Title: One Grain of Rice: A Mathematical Folktale
Author & Illustrator: Demi
Check out the interview at Paper Tigers
Publisher: Scholastic Press, 1997
Book Type: Fiction
Themes: Folklore, India, Social Responsibility, Math, Cleverness
Synopsis (from book jacket flap):
Long ago in India, there lived a raja who believed that he was wise and fair. But every year he kept nearly all of the people’s rice for himself. Then when famine came, the raja refused to share the rice, and the people went hungry. Then a village girl named Rani devises a clever plan. She does a good deed for the raja, and in return, the raja lets her choose her reward. Rani asks for just one grain of rice, doubled every day for thirty days. Through the surprising power of doubling, one grain of rice grows into more than one billion grains of rice — and Rani teaches the raja a lesson about what it truly means to be wise and fair.
- Comprehensive lesson plan for older elementary aged students, focusing on math. Elements from this lesson plan could be used for younger grades such as the activity chart to keep track of the rice.
- Additional math focused lesson plan.
- Mathwire – has other picture book recommendations similar to One Grain of Rice and lesson plans.
Indian Culture Focus:
- India Past and Present – website
- Ancient India – website for older students
- Lesson plan for 3rd graders
Why I Like This Book:
This is a multi-layered story that teaches math, introduces Indian culture, and has a great moral story. I especially loved that the village girl outsmarted the raja using her intelligence, and distributed the rice not only to the villagers but to the nearby animals as well.

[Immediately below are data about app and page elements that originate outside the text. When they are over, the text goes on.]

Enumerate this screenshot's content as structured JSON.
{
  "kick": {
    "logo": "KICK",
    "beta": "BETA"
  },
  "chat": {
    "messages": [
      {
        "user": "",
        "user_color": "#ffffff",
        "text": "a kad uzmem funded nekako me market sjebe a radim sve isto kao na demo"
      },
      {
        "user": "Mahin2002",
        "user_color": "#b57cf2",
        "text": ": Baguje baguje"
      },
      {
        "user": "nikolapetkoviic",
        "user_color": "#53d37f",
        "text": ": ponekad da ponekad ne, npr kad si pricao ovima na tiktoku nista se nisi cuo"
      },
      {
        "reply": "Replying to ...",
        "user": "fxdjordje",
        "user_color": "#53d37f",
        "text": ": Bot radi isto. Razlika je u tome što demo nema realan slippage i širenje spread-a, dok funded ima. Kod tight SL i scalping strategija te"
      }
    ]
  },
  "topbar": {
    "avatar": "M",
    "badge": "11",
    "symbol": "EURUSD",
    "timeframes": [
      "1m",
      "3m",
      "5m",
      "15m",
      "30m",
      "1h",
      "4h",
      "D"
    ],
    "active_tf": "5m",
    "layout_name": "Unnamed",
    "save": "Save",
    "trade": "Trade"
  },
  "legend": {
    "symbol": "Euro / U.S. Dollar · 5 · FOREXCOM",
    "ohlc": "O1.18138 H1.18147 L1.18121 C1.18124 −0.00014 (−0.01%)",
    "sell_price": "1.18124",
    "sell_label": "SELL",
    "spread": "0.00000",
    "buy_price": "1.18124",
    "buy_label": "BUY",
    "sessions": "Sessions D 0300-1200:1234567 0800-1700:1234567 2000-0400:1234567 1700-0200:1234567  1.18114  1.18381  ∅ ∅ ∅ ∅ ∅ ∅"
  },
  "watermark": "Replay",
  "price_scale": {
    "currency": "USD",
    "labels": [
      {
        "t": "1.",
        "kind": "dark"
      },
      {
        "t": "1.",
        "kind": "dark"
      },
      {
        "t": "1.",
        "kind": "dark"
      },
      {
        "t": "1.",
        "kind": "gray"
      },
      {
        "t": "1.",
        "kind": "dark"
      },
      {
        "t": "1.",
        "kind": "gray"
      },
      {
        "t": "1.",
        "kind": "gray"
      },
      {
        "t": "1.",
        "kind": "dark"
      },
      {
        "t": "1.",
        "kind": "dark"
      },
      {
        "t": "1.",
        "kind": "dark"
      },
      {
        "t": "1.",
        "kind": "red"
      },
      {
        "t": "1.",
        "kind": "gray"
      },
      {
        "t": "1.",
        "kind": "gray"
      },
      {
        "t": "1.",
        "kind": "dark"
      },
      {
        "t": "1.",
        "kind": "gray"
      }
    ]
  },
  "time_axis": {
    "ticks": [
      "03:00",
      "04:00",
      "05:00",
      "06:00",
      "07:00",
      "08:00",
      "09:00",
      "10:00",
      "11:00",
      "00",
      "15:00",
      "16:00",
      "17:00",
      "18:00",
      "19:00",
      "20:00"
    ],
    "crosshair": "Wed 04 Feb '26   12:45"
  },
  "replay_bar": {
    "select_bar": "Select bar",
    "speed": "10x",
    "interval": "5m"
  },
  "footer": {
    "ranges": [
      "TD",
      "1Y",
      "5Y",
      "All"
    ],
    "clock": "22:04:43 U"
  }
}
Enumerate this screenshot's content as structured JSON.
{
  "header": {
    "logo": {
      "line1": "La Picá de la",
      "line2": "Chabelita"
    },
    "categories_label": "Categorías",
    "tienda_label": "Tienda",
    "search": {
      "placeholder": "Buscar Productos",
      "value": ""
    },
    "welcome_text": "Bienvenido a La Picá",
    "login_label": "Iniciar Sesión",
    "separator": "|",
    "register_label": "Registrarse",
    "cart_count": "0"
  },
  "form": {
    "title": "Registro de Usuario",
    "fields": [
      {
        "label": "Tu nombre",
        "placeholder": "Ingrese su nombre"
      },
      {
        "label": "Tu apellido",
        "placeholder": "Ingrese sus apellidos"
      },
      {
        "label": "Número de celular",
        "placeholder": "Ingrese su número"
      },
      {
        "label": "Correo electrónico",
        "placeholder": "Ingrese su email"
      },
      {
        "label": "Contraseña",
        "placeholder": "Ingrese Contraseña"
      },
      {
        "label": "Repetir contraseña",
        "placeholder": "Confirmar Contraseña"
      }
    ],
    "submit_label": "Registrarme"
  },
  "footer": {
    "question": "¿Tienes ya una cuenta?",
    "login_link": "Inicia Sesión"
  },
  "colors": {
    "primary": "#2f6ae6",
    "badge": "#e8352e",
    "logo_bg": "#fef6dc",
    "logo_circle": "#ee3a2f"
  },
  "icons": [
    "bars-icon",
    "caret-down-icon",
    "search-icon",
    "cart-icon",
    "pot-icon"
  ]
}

The story can also be used to discuss social responsibility by discussing the raja’s role during the famine.
The first half of the story introduces the raja and his relationship with the villagers. The reader watches the demise of the raja’s morals as he becomes selfish during the famine. Rani is clever in asking for just 1 grain of rice on the first day, 2 grains on the second day, 4 grains on the third day, and so on. Rani requested she receive double the amount of rice from the day before for 30 days. The second half of the book is about the math. In the beginning the grains of rice can fit in a small pouch, which becomes 1 heavy bag, to later requiring 8 royal deer to carry the rice bags, culminating on the final day with 256 elephants full of rice bags.The endpage contains a chart showing exactly how much rice Rani received each day.
I normally think today’s kids aren’t interested in folktales, I was wrong. Apparently, my 6-year old had already heard this story in her pre-school and KG classrooms. When she saw it in my tote bag she ran to me with this and another Demi book, The Empty Pot (also really great, a tale of honesty) telling me how she loved both books and couldn’t wait to read them to me. I was pleasantly surprised. I asked my daughter what she liked most and it was the math – seeing the rice go from 1 grain to hundreds of thousands. She especially enjoyed the the fold out flaps needed to depict the 256 elephants on the last day.
Find One Grain of Rice at the following spots:
This review is part of Susana Leonard Hill’s Perfect Picture Book series. Visit her site to see the other books recommended.